[WORK TO COMPLETE] Some lines in the listing may contain the word "value". Say how many, with the number alone.

[DATA SECTION]
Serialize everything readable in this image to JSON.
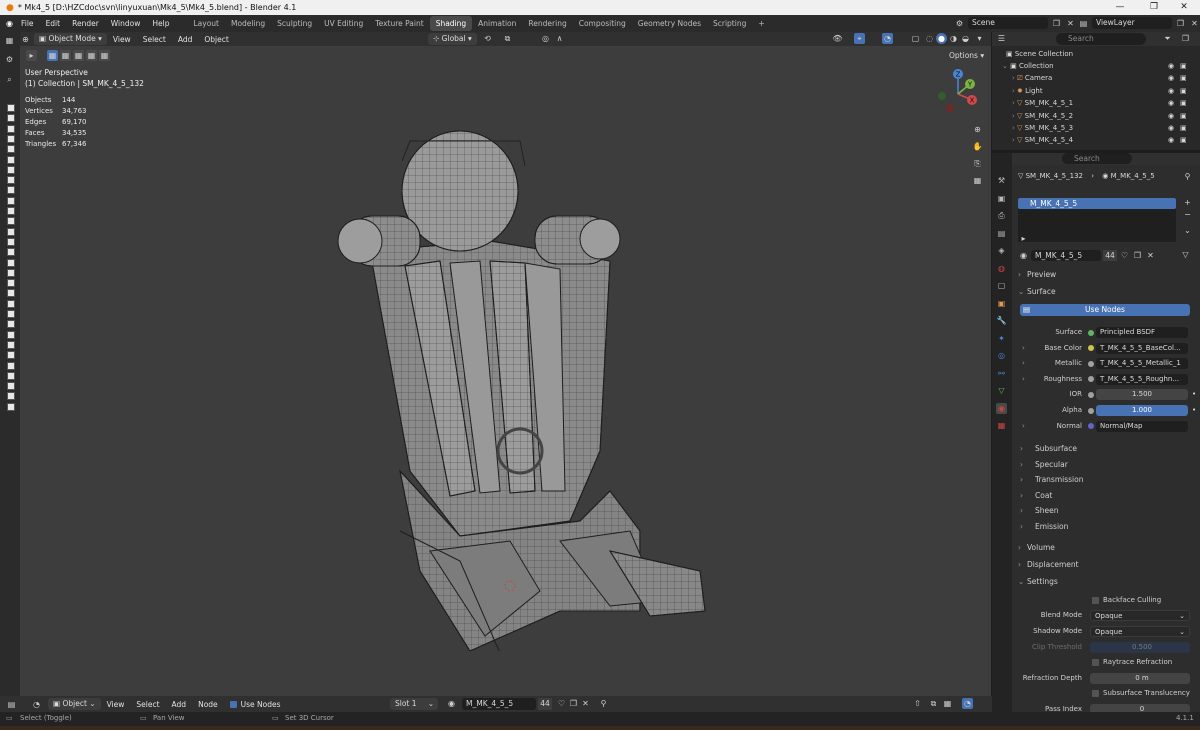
{
  "window": {
    "title": "* Mk4_5 [D:\\HZCdoc\\svn\\linyuxuan\\Mk4_5\\Mk4_5.blend] - Blender 4.1",
    "minimize": "—",
    "maximize": "❐",
    "close": "✕"
  },
  "menus": [
    "File",
    "Edit",
    "Render",
    "Window",
    "Help"
  ],
  "workspaces": [
    {
      "label": "Layout",
      "active": false
    },
    {
      "label": "Modeling",
      "active": false
    },
    {
      "label": "Sculpting",
      "active": false
    },
    {
      "label": "UV Editing",
      "active": false
    },
    {
      "label": "Texture Paint",
      "active": false
    },
    {
      "label": "Shading",
      "active": true
    },
    {
      "label": "Animation",
      "active": false
    },
    {
      "label": "Rendering",
      "active": false
    },
    {
      "label": "Compositing",
      "active": false
    },
    {
      "label": "Geometry Nodes",
      "active": false
    },
    {
      "label": "Scripting",
      "active": false
    }
  ],
  "add_workspace": "+",
  "scene": {
    "label": "Scene",
    "view_layer": "ViewLayer"
  },
  "viewport_header": {
    "mode": "Object Mode",
    "view": "View",
    "select": "Select",
    "add": "Add",
    "object": "Object",
    "transform_orientation": "Global",
    "options": "Options"
  },
  "viewport_overlay": {
    "perspective": "User Perspective",
    "collection": "(1) Collection | SM_MK_4_5_132",
    "stats": [
      {
        "label": "Objects",
        "value": "144"
      },
      {
        "label": "Vertices",
        "value": "34,763"
      },
      {
        "label": "Edges",
        "value": "69,170"
      },
      {
        "label": "Faces",
        "value": "34,535"
      },
      {
        "label": "Triangles",
        "value": "67,346"
      }
    ]
  },
  "gizmo": {
    "x": "X",
    "y": "Y",
    "z": "Z"
  },
  "outliner": {
    "search_placeholder": "Search",
    "scene_collection": "Scene Collection",
    "items": [
      {
        "label": "Collection",
        "indent": 1,
        "icon": "collection-icon",
        "color": "#d8d8d8"
      },
      {
        "label": "Camera",
        "indent": 2,
        "icon": "camera-icon",
        "color": "#e09a53"
      },
      {
        "label": "Light",
        "indent": 2,
        "icon": "light-icon",
        "color": "#e09a53"
      },
      {
        "label": "SM_MK_4_5_1",
        "indent": 2,
        "icon": "mesh-icon",
        "color": "#e09a53"
      },
      {
        "label": "SM_MK_4_5_2",
        "indent": 2,
        "icon": "mesh-icon",
        "color": "#e09a53"
      },
      {
        "label": "SM_MK_4_5_3",
        "indent": 2,
        "icon": "mesh-icon",
        "color": "#e09a53"
      },
      {
        "label": "SM_MK_4_5_4",
        "indent": 2,
        "icon": "mesh-icon",
        "color": "#e09a53"
      }
    ]
  },
  "properties": {
    "search_placeholder": "Search",
    "breadcrumb_object": "SM_MK_4_5_132",
    "breadcrumb_material": "M_MK_4_5_5",
    "slot_name": "M_MK_4_5_5",
    "material_name": "M_MK_4_5_5",
    "user_count": "44",
    "sections": {
      "preview": "Preview",
      "surface": "Surface",
      "use_nodes": "Use Nodes",
      "subsurface": "Subsurface",
      "specular": "Specular",
      "transmission": "Transmission",
      "coat": "Coat",
      "sheen": "Sheen",
      "emission": "Emission",
      "volume": "Volume",
      "displacement": "Displacement",
      "settings": "Settings"
    },
    "surface_fields": [
      {
        "label": "Surface",
        "value": "Principled BSDF",
        "dot": "#5fb85f",
        "expand": false
      },
      {
        "label": "Base Color",
        "value": "T_MK_4_5_5_BaseCol...",
        "dot": "#d1c44b",
        "expand": true
      },
      {
        "label": "Metallic",
        "value": "T_MK_4_5_5_Metallic_1",
        "dot": "#a1a1a1",
        "expand": true
      },
      {
        "label": "Roughness",
        "value": "T_MK_4_5_5_Roughn...",
        "dot": "#a1a1a1",
        "expand": true
      },
      {
        "label": "IOR",
        "value": "1.500",
        "dot": "#a1a1a1",
        "expand": false
      },
      {
        "label": "Alpha",
        "value": "1.000",
        "dot": "#a1a1a1",
        "expand": false,
        "blue": true
      },
      {
        "label": "Normal",
        "value": "Normal/Map",
        "dot": "#6363c7",
        "expand": true
      }
    ],
    "settings": {
      "backface_culling": "Backface Culling",
      "blend_mode_label": "Blend Mode",
      "blend_mode": "Opaque",
      "shadow_mode_label": "Shadow Mode",
      "shadow_mode": "Opaque",
      "clip_threshold_label": "Clip Threshold",
      "clip_threshold": "0.500",
      "raytrace_refraction": "Raytrace Refraction",
      "refraction_depth_label": "Refraction Depth",
      "refraction_depth": "0 m",
      "subsurface_translucency": "Subsurface Translucency",
      "pass_index_label": "Pass Index",
      "pass_index": "0"
    }
  },
  "node_editor_header": {
    "object": "Object",
    "view": "View",
    "select": "Select",
    "add": "Add",
    "node": "Node",
    "use_nodes": "Use Nodes",
    "slot": "Slot 1",
    "material": "M_MK_4_5_5",
    "user_count": "44"
  },
  "statusbar": {
    "select": "Select (Toggle)",
    "pan": "Pan View",
    "cursor": "Set 3D Cursor",
    "version": "4.1.1"
  }
}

[WRITTEN ANSWER] 12